Task prompt: The answer should consist of every line of the material, repeated verbatim.

Data section:
+++
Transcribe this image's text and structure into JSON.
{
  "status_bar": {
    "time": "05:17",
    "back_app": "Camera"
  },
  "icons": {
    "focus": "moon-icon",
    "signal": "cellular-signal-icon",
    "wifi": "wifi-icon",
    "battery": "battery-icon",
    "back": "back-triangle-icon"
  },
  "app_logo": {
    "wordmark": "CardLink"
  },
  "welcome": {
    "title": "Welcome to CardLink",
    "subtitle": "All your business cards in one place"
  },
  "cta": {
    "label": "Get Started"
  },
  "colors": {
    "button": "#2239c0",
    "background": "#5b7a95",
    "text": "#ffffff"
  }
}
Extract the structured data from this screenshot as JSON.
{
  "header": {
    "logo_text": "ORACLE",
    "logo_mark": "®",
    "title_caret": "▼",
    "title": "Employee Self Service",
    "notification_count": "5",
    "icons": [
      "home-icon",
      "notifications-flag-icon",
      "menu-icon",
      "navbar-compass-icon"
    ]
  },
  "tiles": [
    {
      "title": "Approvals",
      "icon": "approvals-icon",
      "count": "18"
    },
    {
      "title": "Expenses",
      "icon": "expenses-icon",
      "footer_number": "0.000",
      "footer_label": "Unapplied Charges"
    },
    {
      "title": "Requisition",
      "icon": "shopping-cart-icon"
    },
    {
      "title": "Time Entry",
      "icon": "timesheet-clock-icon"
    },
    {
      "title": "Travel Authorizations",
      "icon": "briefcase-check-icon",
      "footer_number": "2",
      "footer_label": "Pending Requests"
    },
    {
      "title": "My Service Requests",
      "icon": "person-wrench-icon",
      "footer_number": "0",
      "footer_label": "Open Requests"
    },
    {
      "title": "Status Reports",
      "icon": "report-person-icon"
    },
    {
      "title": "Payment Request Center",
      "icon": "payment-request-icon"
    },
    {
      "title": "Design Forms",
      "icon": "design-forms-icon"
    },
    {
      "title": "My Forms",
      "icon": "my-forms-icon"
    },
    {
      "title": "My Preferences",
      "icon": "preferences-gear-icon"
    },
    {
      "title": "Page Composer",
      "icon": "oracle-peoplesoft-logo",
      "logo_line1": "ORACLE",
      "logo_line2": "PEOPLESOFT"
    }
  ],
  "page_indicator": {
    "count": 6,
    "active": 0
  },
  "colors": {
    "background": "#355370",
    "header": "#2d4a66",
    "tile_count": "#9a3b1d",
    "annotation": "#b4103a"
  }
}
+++
Result of the exercise:
Transcribe this image's text and structure into JSON.
{
  "status_bar": {
    "time": "05:17",
    "back_app": "Camera"
  },
  "icons": {
    "focus": "moon-icon",
    "signal": "cellular-signal-icon",
    "wifi": "wifi-icon",
    "battery": "battery-icon",
    "back": "back-triangle-icon"
  },
  "app_logo": {
    "wordmark": "CardLink"
  },
  "welcome": {
    "title": "Welcome to CardLink",
    "subtitle": "All your business cards in one place"
  },
  "cta": {
    "label": "Get Started"
  },
  "colors": {
    "button": "#2239c0",
    "background": "#5b7a95",
    "text": "#ffffff"
  }
}
Extract the structured data from this screenshot as JSON.
{
  "header": {
    "logo_text": "ORACLE",
    "logo_mark": "®",
    "title_caret": "▼",
    "title": "Employee Self Service",
    "notification_count": "5",
    "icons": [
      "home-icon",
      "notifications-flag-icon",
      "menu-icon",
      "navbar-compass-icon"
    ]
  },
  "tiles": [
    {
      "title": "Approvals",
      "icon": "approvals-icon",
      "count": "18"
    },
    {
      "title": "Expenses",
      "icon": "expenses-icon",
      "footer_number": "0.000",
      "footer_label": "Unapplied Charges"
    },
    {
      "title": "Requisition",
      "icon": "shopping-cart-icon"
    },
    {
      "title": "Time Entry",
      "icon": "timesheet-clock-icon"
    },
    {
      "title": "Travel Authorizations",
      "icon": "briefcase-check-icon",
      "footer_number": "2",
      "footer_label": "Pending Requests"
    },
    {
      "title": "My Service Requests",
      "icon": "person-wrench-icon",
      "footer_number": "0",
      "footer_label": "Open Requests"
    },
    {
      "title": "Status Reports",
      "icon": "report-person-icon"
    },
    {
      "title": "Payment Request Center",
      "icon": "payment-request-icon"
    },
    {
      "title": "Design Forms",
      "icon": "design-forms-icon"
    },
    {
      "title": "My Forms",
      "icon": "my-forms-icon"
    },
    {
      "title": "My Preferences",
      "icon": "preferences-gear-icon"
    },
    {
      "title": "Page Composer",
      "icon": "oracle-peoplesoft-logo",
      "logo_line1": "ORACLE",
      "logo_line2": "PEOPLESOFT"
    }
  ],
  "page_indicator": {
    "count": 6,
    "active": 0
  },
  "colors": {
    "background": "#355370",
    "header": "#2d4a66",
    "tile_count": "#9a3b1d",
    "annotation": "#b4103a"
  }
}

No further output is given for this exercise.